Stainless steel is a steel alloy that contains 10.5% chromium with or without other alloying elements and has a maximum of 1.2% carbon by mass. It is mainly known for its corrosion resistance properties, which can be enhanced by adding nickel and molybdenum. Its ability to resist corrosion makes the alloy “stainless.” The resistance of the metallic alloys in stainless steel to corrosion is based on passivation. The prevalence and stability of passivation depend on the condition that Fe-Cr alloy must have a minimum chromium content of about 10.5% by weight. Chromium forms a thin layer of chromium oxide on the steel surface. It forms a “passive layer” that acts as a reliable protective coating for stainless steel. The passive layer has self-healing capability. The presence of chromium also hardens and then toughens stainless steel.

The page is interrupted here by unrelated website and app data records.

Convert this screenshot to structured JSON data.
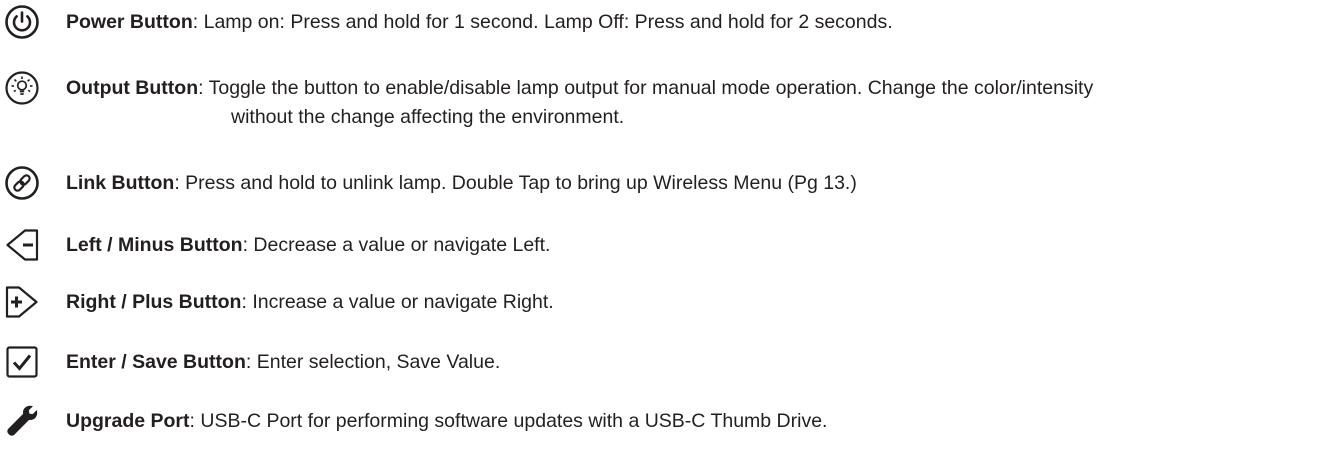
{
  "items": [
    {
      "icon": "power-icon",
      "title": "Power Button",
      "sep": ": ",
      "desc": "Lamp on: Press and hold for 1 second. Lamp Off: Press and hold for 2 seconds."
    },
    {
      "icon": "bulb-icon",
      "title": "Output Button",
      "sep": ": ",
      "desc": "Toggle the button to enable/disable lamp output for manual mode operation.  Change the color/intensity",
      "desc2": "without the change affecting the environment."
    },
    {
      "icon": "link-icon",
      "title": "Link Button",
      "sep": ": ",
      "desc": "Press and hold to unlink lamp. Double Tap to bring up Wireless Menu (Pg 13.)"
    },
    {
      "icon": "left-minus-icon",
      "title": "Left / Minus Button",
      "sep": ": ",
      "desc": "Decrease a value or navigate Left."
    },
    {
      "icon": "right-plus-icon",
      "title": "Right / Plus Button",
      "sep": ": ",
      "desc": "Increase a value or navigate Right."
    },
    {
      "icon": "checkmark-icon",
      "title": "Enter / Save Button",
      "sep": ": ",
      "desc": "Enter selection, Save Value."
    },
    {
      "icon": "wrench-icon",
      "title": "Upgrade Port",
      "sep": ": ",
      "desc": "USB-C Port for performing software updates with a USB-C Thumb Drive."
    }
  ]
}
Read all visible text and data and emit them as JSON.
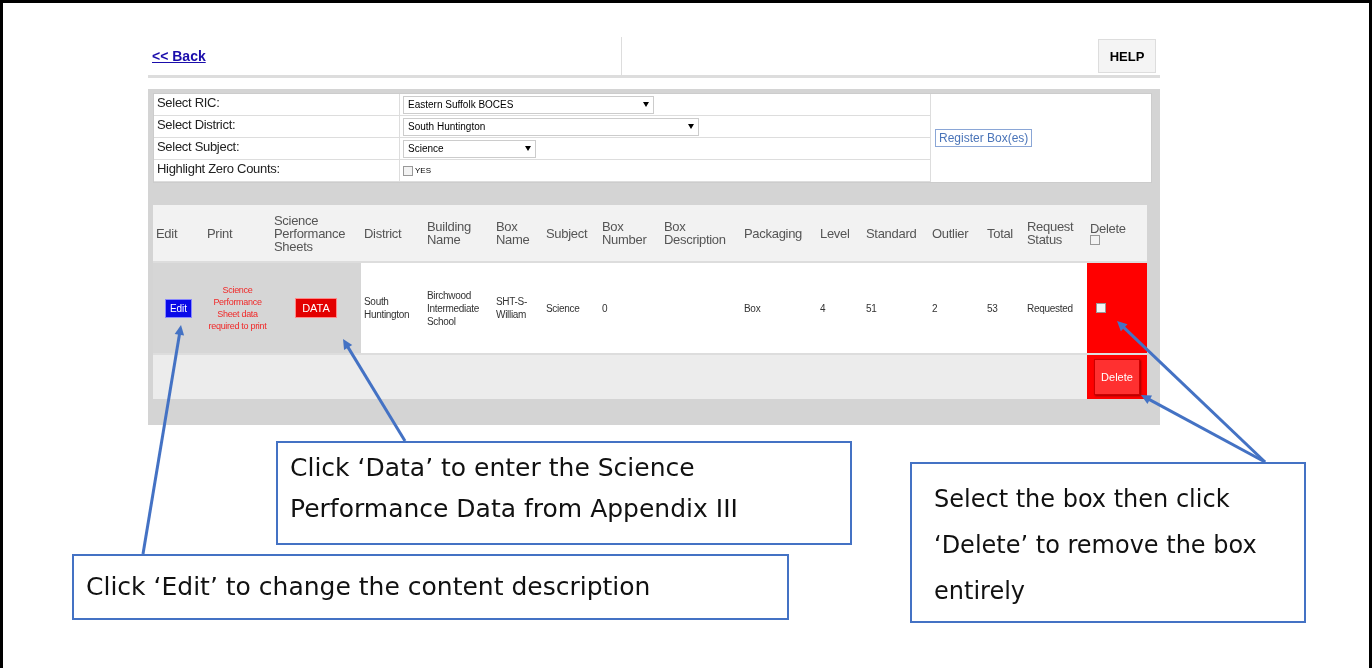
{
  "back_link": "<< Back",
  "help_button": "HELP",
  "filters": [
    {
      "kind": "select",
      "label": "Select RIC:",
      "value": "Eastern Suffolk BOCES"
    },
    {
      "kind": "select",
      "label": "Select District:",
      "value": "South Huntington"
    },
    {
      "kind": "select",
      "label": "Select Subject:",
      "value": "Science"
    },
    {
      "kind": "checkbox",
      "label": "Highlight Zero Counts:",
      "option": "YES",
      "checked": false
    }
  ],
  "register_button": "Register Box(es)",
  "table": {
    "columns": [
      "Edit",
      "Print",
      "Science Performance Sheets",
      "District",
      "Building Name",
      "Box Name",
      "Subject",
      "Box Number",
      "Box Description",
      "Packaging",
      "Level",
      "Standard",
      "Outlier",
      "Total",
      "Request Status",
      "Delete"
    ],
    "select_all_checked": false,
    "rows": [
      {
        "edit_button": "Edit",
        "print_note": "Science Performance Sheet data required to print",
        "data_button": "DATA",
        "district": "South Huntington",
        "building_name": "Birchwood Intermediate School",
        "box_name": "SHT-S-William",
        "subject": "Science",
        "box_number": "0",
        "packaging": "Box",
        "level_column": "4",
        "standard": "51",
        "outlier": "2",
        "total": "53",
        "request_status": "Requested",
        "delete_checked": false
      }
    ],
    "delete_button": "Delete"
  },
  "callouts": [
    {
      "text": "Click ‘Data’ to enter the Science Performance Data from Appendix III"
    },
    {
      "text": "Click ‘Edit’ to change the content description"
    },
    {
      "text": "Select the box then click ‘Delete’ to remove the box entirely"
    }
  ]
}
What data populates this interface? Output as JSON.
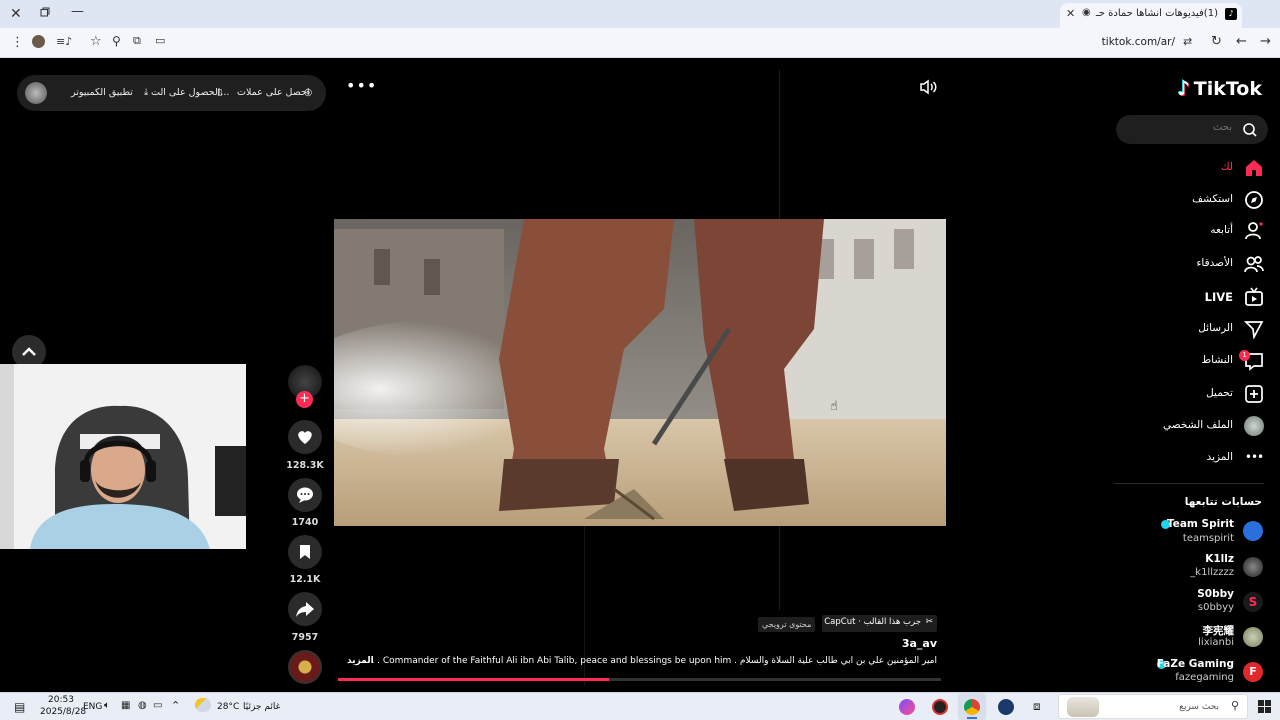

You can roll stainless steel into sheets, plates, bars, wire, and tubing. 316 stainless steel tube is a popularly used grade in various industries and belongs to the austenitic stainless-steel family. It shows excellent corrosion resistance, weldability, machinability and is helpful in different applications at high temperatures. It finds use in food processing components, pharmaceutical, and chemical equipment.
The presence of varying alloying elements in differing compositions ascribes to it its various pertinent properties. The metallic alloy has an iron base. Pure iron is very soft, and its mechanical strength improves only by adding different alloying elements like carbon, manganese, or silicon. The alloys support engineering construction. The commonly used alloying elements in stainless steel include:
Carbon is a non-metallic element present in all grades of stainless steel. Its austenitizing solid and increasing carbon content improves the hardness and strength of stainless steel. In stainless steel, carbon is the principal hardening element. You cannot harden or strengthen pure iron by heat treatment. The addition of carbon, however, enables a wide range of hardness and strength. But the presence of a higher amount of carbon makes stainless steel brittle and reduces its weldability.
The presence of chromium in stainless steel increases its hardness, strength, and corrosion resistance. Chromium is critical in the manufacturing of stainless steel. It increases steel’s resistance to oxidation. It forms a self-repairing passive layer of Chromium Oxide on the steel surface. At higher temperatures, it increases the strength of stainless steel.
Nickel is a commonly used alloying element in the production of stainless steel. Nickel enhances its essential properties such as formability, weldability, and ductility. At elevated temperatures, it improves stainless steel’s resistance to oxidation and corrosion. It also reduces thermal expansion for better dimensional stability. Nickel helps in stabilizing the austenitic structure of the steel at room temperature and below.
Like chromium, molybdenum impacts the corrosion resistance of steel. It also increases stainless steel’s hardenability and strength, generally at high temperatures. It has a high melting point, due to which it gives strength to steel at high temperatures. Molybdenum also increases steel’s high-temperature tensile and creep strengths. It improves stainless steel’s resistance to pitting and crevice corrosion, generally in chlorides and sulfur-containing environments.
The presence of these alloying elements in varying compositions determines the properties of stainless steel. It renders it useful for different end-uses to serve essential purposes across various industries.